### WHAT THE EXERCISE ASKS
In which lines of the data does the string "crawling" appear? Copy every one.

### DATASET RECORDS
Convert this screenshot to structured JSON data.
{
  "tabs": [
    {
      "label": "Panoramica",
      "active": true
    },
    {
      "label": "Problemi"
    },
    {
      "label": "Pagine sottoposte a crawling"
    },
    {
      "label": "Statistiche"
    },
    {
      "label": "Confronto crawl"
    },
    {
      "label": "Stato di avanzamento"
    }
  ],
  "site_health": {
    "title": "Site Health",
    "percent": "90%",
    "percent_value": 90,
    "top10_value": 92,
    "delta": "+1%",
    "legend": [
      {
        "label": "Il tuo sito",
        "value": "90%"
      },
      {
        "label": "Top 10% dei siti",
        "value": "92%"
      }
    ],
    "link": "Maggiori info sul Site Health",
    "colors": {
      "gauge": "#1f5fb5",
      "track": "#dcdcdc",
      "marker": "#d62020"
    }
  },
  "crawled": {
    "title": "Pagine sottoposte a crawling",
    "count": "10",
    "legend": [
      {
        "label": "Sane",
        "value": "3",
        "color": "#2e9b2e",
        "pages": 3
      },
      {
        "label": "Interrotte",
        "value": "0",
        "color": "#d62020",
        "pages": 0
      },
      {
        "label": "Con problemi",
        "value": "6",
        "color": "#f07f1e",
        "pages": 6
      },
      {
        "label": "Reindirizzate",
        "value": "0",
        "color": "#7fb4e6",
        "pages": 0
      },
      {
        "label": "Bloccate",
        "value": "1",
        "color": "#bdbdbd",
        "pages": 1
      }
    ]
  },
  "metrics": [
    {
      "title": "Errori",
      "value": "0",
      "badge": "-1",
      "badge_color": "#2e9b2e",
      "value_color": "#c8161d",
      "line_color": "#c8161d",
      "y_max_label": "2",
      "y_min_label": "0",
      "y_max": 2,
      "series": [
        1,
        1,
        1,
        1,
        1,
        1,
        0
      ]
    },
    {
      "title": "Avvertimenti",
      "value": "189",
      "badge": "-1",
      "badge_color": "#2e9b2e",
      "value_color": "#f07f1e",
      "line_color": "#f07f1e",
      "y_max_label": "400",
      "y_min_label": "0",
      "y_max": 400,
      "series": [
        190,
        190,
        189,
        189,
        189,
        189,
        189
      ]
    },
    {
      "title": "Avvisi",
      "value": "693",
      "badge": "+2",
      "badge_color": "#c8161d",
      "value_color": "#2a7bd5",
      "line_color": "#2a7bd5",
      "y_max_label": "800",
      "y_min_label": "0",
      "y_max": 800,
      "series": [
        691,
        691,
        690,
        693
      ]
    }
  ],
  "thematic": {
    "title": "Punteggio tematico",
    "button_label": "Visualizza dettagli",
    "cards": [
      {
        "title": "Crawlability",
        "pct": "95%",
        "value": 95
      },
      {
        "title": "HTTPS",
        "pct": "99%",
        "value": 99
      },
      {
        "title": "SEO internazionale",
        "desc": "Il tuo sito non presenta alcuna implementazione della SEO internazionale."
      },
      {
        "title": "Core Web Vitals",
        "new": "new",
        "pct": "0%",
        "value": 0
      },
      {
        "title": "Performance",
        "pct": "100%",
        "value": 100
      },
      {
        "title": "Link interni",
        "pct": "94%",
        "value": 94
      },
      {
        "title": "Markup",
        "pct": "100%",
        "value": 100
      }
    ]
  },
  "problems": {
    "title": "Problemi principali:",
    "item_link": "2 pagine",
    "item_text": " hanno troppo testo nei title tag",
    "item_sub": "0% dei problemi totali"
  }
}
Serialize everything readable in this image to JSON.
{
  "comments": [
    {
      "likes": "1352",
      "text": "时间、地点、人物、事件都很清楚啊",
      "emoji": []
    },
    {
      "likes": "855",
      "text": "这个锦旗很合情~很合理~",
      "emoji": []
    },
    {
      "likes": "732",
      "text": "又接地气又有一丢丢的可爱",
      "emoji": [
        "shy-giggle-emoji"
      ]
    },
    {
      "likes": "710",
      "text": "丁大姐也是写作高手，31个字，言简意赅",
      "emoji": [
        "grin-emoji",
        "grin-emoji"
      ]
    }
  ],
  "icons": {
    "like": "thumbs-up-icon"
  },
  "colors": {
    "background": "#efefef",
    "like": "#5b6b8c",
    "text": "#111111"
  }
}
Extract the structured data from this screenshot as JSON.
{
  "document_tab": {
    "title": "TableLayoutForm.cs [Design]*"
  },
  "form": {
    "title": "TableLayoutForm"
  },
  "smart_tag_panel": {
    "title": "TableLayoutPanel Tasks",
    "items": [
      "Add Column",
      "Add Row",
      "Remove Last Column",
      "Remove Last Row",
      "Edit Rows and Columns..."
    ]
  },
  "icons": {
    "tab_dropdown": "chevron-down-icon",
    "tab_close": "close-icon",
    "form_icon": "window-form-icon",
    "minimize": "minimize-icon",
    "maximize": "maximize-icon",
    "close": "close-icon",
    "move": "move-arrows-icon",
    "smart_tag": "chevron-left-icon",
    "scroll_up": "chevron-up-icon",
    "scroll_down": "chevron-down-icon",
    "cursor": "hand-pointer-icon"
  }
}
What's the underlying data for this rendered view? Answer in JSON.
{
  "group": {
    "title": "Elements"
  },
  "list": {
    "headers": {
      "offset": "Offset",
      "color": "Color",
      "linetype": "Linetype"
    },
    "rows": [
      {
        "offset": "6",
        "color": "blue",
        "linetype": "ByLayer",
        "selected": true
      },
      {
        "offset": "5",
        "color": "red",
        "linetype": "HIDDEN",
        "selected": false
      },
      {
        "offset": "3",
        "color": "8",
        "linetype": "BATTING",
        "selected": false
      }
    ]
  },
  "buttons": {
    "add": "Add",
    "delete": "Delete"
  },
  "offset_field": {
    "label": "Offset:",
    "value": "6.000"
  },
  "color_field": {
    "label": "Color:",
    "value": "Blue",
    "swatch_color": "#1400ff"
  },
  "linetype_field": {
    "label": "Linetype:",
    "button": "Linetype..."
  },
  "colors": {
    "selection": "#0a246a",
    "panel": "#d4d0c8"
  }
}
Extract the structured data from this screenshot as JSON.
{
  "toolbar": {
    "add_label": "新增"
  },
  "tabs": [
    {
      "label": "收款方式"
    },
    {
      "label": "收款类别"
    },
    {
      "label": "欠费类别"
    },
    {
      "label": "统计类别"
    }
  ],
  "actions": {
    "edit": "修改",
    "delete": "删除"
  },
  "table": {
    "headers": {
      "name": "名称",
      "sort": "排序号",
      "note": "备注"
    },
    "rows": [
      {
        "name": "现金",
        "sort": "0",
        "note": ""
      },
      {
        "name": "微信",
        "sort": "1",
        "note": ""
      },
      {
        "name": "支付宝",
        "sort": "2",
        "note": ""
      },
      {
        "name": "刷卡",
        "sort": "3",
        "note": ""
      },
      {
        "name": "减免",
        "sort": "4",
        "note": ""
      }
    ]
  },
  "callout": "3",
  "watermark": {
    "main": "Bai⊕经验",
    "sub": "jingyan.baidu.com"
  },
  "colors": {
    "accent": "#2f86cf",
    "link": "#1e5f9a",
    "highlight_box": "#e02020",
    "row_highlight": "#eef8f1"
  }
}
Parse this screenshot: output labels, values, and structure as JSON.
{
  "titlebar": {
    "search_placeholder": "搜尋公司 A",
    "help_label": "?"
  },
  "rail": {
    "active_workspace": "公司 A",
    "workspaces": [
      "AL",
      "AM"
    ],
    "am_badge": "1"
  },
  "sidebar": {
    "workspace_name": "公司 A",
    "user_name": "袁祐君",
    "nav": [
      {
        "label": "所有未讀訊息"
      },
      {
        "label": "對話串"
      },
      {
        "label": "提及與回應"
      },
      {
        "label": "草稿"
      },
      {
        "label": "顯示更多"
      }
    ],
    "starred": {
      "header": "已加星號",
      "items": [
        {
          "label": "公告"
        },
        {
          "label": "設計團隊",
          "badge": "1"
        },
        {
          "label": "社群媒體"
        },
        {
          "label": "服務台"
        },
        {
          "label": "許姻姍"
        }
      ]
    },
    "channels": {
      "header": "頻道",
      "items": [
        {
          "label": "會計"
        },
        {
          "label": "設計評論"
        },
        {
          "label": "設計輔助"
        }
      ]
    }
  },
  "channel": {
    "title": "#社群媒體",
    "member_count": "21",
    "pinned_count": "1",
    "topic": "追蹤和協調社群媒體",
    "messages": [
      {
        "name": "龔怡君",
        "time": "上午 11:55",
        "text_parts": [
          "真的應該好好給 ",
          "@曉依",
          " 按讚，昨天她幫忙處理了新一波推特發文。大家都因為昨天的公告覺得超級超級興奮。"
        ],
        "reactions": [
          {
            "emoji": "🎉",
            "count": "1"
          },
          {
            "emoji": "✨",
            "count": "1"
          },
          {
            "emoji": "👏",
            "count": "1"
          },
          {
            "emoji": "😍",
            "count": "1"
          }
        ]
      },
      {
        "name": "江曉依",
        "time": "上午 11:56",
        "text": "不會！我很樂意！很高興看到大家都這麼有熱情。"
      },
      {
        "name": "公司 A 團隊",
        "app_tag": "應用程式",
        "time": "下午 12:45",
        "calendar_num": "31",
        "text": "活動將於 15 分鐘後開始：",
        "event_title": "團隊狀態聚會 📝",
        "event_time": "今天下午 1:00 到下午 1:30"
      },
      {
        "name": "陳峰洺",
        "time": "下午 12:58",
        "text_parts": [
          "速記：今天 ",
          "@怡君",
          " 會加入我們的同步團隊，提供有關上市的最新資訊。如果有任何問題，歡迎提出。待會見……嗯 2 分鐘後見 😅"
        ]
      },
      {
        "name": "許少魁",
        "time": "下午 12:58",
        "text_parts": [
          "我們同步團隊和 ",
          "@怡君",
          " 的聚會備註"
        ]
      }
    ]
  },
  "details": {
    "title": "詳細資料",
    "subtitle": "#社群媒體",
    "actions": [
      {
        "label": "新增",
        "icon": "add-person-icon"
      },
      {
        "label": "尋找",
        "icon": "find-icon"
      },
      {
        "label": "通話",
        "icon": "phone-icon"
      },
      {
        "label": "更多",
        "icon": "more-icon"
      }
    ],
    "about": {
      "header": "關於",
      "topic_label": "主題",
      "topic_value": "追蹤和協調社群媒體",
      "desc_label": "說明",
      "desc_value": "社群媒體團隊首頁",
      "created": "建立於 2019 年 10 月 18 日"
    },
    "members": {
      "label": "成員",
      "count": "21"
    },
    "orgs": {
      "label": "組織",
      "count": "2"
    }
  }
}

### SOLVED PROBLEM
      "label": "Pagine sottoposte a crawling"
    "title": "Pagine sottoposte a crawling",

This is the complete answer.